Before heading to the Philippines, we heard a whole lot about the abundant marine life this island country housed. We were also aware of the famous dive with Whale Sharks, famous in Oslob, and were eager to see these giants up close.
We visited the city exclusively to experience this encounter but wasn’t before long that we noticed something seemed a bit off.
Oslob is a small town with few places to eat and sleep, so it wasn’t difficult to find the area where the dive happened. As we arrived a little earlier the day before, we went around to check it out and were pleased to see that the centre had signs up with updated information on the conservation and care of whale sharks.
Excited to see the largest fish on Earth, we went to bed early to wake up even earlier and get a good spot in the line. There’s no bookings and if you don’t want to wait for too long, you better get there before dawn.
It was 5:30am when we arrived in the still dark but already noisy beach. About 300 to 500 people were already lined up to sign and pay for the tour with the sharks. While we waited around with tourists from all over the world and locals too, we sensed that there was something really off.
After paying and ready to get our equipment to snorkel, we waited around listening to a lady providing everyone with information on the ‘protection and care’ of the sharks: “no touching, no jumping, no sunscreen and no flash”. There was however, no mention of the limit of 6 people per shark as signalled on the boards.
After a wait of approximately an hour, it was our turn to jump on the boat. No further than 30 metres was a tiny boat with bags of what I learnt after to be frozen krill that was being fed to the sharks.
Our boat (luckily just with the two of us) stopped about 8 metres from the others and we were allowed to ‘jump in’. Carefully, we both exited the boat avoiding making bubbles as we learned they attract the attention of the whales (and believe me, you don’t want that to happen).

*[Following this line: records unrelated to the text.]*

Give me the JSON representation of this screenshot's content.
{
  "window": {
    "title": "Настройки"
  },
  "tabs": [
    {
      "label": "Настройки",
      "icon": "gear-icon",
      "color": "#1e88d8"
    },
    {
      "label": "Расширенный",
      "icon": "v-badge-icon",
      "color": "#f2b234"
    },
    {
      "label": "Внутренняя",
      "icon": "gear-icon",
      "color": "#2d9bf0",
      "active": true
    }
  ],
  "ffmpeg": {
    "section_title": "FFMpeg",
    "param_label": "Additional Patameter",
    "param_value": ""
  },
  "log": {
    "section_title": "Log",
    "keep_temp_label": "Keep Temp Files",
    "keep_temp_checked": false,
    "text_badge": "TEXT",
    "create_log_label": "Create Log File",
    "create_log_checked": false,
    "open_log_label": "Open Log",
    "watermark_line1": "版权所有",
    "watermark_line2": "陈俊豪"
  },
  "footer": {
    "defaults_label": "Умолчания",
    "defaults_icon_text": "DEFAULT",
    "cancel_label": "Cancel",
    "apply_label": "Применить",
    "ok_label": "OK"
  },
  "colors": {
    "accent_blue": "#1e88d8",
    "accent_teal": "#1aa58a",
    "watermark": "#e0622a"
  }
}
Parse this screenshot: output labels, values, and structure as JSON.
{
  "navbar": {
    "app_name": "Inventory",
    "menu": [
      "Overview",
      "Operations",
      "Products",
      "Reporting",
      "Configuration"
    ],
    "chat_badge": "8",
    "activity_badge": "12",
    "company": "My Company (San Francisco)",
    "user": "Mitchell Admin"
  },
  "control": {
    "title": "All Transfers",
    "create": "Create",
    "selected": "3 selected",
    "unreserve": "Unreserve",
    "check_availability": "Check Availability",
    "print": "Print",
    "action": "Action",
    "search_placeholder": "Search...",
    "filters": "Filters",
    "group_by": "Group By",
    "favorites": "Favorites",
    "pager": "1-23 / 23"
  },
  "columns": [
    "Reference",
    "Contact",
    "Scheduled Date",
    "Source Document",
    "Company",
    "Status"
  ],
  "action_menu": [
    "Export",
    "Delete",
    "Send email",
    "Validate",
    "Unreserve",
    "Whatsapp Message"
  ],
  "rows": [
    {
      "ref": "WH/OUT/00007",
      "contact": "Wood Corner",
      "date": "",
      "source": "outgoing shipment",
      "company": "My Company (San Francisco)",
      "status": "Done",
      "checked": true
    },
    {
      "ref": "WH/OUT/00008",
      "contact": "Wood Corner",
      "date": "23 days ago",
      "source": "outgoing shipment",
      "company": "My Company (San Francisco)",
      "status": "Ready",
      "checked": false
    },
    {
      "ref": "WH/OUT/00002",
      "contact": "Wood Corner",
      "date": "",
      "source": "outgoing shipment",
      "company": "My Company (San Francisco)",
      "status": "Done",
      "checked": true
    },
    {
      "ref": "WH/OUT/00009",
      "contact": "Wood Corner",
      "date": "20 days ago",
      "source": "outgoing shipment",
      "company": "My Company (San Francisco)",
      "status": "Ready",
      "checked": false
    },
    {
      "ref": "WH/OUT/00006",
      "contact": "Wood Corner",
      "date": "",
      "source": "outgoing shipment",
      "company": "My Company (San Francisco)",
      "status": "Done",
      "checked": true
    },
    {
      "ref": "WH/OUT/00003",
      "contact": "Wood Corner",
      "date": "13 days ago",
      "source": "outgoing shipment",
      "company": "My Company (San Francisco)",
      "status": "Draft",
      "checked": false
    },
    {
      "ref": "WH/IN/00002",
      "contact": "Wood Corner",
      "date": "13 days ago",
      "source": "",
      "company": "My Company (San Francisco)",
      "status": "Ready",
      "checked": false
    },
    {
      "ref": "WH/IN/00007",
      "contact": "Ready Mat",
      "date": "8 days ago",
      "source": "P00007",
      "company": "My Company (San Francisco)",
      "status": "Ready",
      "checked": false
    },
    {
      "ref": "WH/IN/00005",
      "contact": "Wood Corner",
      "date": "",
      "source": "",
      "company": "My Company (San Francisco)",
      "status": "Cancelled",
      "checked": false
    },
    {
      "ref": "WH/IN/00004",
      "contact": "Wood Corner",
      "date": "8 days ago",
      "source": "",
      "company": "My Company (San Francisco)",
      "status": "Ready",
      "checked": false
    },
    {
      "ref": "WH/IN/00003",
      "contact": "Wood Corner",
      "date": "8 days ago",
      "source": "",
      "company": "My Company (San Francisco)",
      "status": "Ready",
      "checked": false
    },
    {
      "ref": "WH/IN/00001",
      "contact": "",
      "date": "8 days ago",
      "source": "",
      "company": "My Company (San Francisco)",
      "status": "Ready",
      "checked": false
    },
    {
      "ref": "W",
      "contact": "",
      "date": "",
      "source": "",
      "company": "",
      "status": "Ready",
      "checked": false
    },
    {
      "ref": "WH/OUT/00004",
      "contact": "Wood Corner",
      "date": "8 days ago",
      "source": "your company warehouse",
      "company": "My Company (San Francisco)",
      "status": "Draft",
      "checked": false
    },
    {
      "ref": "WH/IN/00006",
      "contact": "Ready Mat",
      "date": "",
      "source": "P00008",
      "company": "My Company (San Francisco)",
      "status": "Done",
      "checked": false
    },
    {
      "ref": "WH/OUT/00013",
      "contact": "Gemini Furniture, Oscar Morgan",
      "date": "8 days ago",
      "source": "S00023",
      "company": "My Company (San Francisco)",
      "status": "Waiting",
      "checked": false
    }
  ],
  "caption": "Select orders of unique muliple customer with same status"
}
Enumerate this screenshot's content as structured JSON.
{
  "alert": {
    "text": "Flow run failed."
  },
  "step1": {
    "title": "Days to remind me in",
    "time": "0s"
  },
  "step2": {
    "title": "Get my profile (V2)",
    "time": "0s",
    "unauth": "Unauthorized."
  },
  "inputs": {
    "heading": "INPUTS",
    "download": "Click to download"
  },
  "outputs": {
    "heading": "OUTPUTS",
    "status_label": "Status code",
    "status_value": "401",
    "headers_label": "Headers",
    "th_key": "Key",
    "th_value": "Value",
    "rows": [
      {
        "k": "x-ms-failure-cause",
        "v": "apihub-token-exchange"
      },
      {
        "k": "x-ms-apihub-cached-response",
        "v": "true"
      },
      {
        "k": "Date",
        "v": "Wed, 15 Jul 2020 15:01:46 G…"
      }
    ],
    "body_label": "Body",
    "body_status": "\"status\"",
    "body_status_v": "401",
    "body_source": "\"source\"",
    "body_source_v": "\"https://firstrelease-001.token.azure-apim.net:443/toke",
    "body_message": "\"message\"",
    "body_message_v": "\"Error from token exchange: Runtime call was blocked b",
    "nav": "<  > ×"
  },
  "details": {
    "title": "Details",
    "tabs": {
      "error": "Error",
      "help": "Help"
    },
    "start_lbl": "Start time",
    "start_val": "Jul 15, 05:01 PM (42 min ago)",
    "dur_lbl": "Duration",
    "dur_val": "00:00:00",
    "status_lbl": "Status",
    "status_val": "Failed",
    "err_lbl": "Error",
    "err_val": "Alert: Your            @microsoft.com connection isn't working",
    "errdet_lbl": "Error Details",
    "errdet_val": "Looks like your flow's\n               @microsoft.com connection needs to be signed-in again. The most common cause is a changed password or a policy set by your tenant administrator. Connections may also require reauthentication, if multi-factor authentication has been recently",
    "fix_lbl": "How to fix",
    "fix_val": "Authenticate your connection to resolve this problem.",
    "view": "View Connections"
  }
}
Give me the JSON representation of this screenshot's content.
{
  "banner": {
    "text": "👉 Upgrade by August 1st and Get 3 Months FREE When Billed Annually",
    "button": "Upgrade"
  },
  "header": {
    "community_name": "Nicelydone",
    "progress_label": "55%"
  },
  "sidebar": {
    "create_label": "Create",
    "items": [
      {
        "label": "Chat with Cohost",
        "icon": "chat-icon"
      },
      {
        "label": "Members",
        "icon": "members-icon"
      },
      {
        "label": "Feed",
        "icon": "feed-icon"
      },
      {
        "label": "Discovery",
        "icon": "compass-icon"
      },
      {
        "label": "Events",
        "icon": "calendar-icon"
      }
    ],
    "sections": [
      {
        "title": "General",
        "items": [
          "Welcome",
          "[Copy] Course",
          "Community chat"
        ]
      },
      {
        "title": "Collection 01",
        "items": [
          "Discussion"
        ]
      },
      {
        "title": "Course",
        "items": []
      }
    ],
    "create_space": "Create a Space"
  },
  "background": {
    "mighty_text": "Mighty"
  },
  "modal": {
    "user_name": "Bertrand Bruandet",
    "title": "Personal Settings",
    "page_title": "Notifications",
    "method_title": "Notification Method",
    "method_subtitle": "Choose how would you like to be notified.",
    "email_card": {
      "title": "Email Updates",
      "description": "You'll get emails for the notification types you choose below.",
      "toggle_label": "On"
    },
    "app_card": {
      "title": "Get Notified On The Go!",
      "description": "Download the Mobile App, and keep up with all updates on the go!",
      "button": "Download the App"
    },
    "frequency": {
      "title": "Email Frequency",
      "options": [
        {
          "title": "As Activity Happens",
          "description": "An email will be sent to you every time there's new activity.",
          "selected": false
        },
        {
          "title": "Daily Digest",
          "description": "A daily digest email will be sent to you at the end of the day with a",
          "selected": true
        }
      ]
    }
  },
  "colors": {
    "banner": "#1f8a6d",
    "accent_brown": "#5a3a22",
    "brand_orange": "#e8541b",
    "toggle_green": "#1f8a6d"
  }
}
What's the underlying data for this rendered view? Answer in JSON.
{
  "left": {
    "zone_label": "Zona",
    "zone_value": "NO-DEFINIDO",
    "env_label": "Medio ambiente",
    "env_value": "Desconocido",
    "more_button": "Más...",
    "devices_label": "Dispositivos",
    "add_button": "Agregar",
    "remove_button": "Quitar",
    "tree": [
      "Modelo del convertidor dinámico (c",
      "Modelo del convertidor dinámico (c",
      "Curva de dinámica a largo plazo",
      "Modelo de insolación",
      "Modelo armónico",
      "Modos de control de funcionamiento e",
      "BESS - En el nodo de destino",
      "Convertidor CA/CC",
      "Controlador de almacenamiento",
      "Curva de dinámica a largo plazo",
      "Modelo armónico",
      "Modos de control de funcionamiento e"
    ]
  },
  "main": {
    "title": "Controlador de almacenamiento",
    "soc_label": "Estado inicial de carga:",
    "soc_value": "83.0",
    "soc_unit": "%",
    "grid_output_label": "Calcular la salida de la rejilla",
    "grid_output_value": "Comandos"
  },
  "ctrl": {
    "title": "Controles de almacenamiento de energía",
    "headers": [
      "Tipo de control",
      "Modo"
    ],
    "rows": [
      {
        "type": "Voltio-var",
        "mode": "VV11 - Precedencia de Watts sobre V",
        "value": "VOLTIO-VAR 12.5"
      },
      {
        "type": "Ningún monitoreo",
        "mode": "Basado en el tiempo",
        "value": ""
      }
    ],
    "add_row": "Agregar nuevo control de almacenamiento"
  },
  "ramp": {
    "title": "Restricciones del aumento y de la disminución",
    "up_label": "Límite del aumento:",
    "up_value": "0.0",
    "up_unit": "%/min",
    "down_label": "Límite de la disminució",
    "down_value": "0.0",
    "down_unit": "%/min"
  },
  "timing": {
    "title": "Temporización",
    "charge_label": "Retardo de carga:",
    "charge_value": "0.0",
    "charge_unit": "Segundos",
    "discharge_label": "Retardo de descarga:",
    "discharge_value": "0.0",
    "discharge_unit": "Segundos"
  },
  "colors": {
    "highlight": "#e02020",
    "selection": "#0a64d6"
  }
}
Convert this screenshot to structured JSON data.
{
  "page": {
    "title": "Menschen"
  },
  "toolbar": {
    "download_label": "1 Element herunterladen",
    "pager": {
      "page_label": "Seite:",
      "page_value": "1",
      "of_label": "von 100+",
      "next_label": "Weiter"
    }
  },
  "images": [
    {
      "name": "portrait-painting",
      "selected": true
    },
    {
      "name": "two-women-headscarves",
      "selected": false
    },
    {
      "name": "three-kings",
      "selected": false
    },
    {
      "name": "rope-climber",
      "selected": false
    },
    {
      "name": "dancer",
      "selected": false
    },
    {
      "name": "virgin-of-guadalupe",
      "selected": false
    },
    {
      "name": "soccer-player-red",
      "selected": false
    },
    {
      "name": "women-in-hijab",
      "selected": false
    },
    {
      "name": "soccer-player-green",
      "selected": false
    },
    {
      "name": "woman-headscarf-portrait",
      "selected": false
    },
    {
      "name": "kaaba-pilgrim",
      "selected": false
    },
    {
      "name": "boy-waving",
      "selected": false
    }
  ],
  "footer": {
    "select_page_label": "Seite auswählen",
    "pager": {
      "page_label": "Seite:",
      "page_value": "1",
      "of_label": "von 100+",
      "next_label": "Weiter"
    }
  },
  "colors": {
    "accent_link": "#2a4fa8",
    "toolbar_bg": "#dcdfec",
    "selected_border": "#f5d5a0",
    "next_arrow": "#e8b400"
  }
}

Upon fixing our mask and snorkel, one giant shark was already there, having its feast of frozen fish and beautifully floating around. What was supposed to be an unforgettable and remarkable experience turned also to be a sour memory.
Underwater, fighting to pay attention to the Whale Shark there was also dozens of other swimmers and snorkelers trying to pose for the perfect selfie and getting dangerously close to the sharks.
Under them, another handful of divers admiring the beauty of this endangered animal and making thousands of little bubbles that confused me as to why such an inappropriate act was allowed.
Our 30 minutes with about 2 to 3 sharks came to and end after we managed some far away shots and a very close call, as one gigantic specimen came straight towards me while Jean recorded my quick disappearance as I tried to hide behind the boat.
From inappropriate handling of the crowds to the feeding of wild animals, we both felt highly uncomfortable after leaving the site and letting the experience sink in. Whale sharks are intelligent and migratory animals that feed of wild krill and are never supposed to lay on a vertical position to wait for food. It felt wrong to ‘lock’ these animals in a food dependant circle where they are now not used to acquire their nutrition by themselves and would lack the skills and nutrition to fend for themselves.
As we left the site still not believing our eyes from seeing such amazing animals we felt a disappointed for supporting such an unethical attraction.
It was indeed a timely reminder that animal mistreatment goes way beyond locking them in cages for our own entertainment.
What can you do instead:
If you still feel like you’d love to see the largest fish on Earth, make sure to research sites that actually care for the life of these animals. Some suggest that Donsol (on the north of Cebu) offers tours that hold no guarantee to see a Whale Shark but grants the certainty that the animals are left peacefully alone in their own environment.
Peace & Love,